home across the years? Could there be a long established pattern of
abuse, totally unknown to the outside world? When we witness a
breakdown of character that leads to public shame, it is easy for you and
me to sit in judgment. But once again, we would be wise to pause and
consider. No event in life is complete within itself. There is a story
behind it. Knowing that story would not excuse the offense, but it well
might cause us to judge less severely.
III. One final thought – looking at people through the eyes of Christ, we would see unrealized possibilities. That is our characteristic attitude toward children. We look at little
ones and think of all the things they might become. Jesus had that
attitude toward people of all ages. He looked at a rugged fisherman,
and saw in him the making of a spiritual rock.
Someone has said; “Every saint has a past, and every sinner has a
future.” Our Lord would heartily agree with that. “He saw a vast
crowd, and he pitied them.” If we would look at people through his
eyes, beyond all of their burdens and failures, we would see
unrealized possibilities.
Let me leave you with this prayer:
Almighty God,
We, who have never known what it means not to have things we
desire, need to feel the poverty and hunger and despair among
our fellow men and women.
We, who have felt nothing but the surge of youthful vitality in our
body, need to understand what it means to be ill and unable to care
for our self.We, who have never stood alone in the crowd as odd or
unacceptable need to sense what it means to be judged and rejected
by the color of our skin or sexual orientation.
We, who have never experienced the desperation of a dependence
on drug or drink, need to realize the hell of an addiction.
We, who have never really suffered or sacrificed or died, pray that

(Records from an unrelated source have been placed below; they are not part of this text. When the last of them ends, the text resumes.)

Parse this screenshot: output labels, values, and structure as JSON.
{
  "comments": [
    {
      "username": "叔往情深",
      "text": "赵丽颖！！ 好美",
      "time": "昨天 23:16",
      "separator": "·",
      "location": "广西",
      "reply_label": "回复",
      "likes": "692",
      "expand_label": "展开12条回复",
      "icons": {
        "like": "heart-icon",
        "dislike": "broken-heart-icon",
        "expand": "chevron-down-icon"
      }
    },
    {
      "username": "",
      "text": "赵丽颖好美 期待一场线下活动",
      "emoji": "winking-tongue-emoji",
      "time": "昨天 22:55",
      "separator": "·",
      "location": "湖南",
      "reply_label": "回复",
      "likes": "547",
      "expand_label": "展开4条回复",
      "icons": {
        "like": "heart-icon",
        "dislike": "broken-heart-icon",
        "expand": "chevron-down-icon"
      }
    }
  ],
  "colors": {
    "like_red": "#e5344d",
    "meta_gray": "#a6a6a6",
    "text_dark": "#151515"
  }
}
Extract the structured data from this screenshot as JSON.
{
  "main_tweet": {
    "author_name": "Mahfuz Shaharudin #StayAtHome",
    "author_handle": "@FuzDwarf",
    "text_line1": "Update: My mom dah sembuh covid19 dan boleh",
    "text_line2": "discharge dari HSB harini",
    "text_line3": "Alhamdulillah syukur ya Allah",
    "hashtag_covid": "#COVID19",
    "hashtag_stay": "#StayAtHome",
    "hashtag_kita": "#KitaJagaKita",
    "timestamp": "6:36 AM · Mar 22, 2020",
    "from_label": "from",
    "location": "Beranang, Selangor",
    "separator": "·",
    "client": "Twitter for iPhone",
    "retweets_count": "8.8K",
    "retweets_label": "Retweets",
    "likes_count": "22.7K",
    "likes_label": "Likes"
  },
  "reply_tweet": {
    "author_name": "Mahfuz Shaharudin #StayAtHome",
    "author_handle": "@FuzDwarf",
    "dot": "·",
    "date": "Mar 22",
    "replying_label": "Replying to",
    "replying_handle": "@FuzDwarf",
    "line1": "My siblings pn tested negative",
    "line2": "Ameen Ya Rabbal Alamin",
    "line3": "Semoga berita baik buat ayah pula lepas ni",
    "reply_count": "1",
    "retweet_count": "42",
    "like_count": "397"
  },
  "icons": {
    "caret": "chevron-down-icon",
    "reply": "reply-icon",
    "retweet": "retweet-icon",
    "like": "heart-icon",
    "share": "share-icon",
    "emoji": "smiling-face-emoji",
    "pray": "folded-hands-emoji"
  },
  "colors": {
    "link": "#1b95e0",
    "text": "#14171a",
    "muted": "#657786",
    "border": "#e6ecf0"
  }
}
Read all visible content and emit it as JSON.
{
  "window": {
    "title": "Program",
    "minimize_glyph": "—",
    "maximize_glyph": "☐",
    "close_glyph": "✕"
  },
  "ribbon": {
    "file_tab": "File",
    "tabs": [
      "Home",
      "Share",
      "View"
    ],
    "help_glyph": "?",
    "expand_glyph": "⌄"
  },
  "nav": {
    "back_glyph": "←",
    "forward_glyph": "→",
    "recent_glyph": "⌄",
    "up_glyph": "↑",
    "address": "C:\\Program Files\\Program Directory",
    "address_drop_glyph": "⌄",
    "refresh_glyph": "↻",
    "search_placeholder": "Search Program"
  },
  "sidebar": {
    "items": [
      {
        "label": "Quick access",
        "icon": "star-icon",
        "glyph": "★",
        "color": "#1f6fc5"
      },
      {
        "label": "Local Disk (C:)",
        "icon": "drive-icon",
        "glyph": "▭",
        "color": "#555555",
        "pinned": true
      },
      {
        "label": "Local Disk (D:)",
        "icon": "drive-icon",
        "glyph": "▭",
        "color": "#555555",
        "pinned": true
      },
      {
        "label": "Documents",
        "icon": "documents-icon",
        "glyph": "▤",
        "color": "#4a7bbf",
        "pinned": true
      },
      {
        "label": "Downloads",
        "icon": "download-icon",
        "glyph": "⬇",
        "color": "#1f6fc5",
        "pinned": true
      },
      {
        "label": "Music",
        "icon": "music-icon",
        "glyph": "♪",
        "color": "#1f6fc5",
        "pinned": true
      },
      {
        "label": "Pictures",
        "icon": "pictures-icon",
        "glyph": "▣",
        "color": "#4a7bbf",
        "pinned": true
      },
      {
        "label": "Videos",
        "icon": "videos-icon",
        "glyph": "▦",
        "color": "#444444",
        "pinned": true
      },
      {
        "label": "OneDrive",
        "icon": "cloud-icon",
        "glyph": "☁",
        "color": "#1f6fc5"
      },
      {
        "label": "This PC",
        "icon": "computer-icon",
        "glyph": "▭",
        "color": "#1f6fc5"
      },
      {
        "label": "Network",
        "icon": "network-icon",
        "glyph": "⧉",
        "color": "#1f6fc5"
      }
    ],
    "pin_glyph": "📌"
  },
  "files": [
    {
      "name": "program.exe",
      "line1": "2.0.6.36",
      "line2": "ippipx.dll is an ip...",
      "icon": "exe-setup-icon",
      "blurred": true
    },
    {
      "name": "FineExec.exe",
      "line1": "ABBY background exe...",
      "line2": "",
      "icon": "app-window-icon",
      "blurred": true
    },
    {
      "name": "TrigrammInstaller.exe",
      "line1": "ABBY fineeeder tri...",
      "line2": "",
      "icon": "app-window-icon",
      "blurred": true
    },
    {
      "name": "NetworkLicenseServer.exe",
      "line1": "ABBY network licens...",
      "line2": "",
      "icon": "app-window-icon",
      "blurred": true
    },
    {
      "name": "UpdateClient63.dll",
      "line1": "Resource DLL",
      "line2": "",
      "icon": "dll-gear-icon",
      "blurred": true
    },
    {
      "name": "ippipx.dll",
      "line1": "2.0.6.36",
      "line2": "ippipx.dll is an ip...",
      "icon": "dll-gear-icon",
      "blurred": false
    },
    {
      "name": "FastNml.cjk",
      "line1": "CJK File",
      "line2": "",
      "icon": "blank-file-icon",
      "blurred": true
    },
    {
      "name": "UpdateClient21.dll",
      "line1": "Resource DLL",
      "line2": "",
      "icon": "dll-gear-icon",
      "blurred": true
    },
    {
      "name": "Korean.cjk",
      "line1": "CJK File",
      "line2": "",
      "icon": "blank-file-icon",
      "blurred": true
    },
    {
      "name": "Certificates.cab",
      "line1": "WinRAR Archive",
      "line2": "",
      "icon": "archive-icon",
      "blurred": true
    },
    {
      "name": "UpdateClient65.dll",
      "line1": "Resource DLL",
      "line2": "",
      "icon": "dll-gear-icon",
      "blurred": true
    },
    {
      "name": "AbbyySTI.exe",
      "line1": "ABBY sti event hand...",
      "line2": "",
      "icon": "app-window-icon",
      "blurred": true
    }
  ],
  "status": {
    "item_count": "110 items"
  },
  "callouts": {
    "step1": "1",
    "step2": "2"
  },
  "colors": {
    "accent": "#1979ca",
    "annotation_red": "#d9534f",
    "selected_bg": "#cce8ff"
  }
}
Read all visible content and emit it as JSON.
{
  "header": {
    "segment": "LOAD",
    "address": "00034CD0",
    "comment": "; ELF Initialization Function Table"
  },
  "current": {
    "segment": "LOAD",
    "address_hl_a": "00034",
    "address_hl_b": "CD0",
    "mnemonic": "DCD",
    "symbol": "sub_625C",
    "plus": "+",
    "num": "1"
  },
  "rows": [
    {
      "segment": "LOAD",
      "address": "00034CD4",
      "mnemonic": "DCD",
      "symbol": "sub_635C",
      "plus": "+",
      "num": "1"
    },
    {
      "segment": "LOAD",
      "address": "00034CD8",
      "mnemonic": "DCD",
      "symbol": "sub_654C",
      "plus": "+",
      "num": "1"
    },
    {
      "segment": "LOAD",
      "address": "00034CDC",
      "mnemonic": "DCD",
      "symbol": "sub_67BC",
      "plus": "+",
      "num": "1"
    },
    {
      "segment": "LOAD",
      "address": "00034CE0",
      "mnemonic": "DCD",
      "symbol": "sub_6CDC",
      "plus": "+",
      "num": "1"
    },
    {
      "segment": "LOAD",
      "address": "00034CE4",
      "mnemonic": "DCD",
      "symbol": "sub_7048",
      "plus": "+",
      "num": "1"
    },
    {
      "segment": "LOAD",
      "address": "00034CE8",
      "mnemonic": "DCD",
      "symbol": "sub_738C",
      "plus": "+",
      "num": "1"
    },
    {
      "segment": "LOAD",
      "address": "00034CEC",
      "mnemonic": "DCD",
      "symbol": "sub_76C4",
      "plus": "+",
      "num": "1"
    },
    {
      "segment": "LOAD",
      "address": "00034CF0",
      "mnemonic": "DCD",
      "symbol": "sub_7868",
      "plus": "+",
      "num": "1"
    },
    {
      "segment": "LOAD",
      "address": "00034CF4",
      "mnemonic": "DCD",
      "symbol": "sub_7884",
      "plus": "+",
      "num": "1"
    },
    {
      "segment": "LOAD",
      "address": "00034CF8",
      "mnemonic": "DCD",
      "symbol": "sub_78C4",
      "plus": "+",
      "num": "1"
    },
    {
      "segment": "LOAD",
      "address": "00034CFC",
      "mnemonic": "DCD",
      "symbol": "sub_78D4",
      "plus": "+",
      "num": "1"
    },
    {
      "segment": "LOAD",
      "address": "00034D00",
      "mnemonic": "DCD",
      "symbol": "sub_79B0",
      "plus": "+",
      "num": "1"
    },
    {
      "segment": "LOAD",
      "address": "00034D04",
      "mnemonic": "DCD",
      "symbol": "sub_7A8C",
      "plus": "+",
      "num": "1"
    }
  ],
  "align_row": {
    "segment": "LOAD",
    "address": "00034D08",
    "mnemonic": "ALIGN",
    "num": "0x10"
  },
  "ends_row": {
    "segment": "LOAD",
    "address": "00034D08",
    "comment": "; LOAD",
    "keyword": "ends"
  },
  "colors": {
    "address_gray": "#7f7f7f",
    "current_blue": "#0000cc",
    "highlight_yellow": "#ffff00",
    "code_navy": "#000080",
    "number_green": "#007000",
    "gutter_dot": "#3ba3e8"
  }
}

we may become painfully aware of our brother’s and sister’s great
need and that we may ache until we have reached out with honest
help and compassion.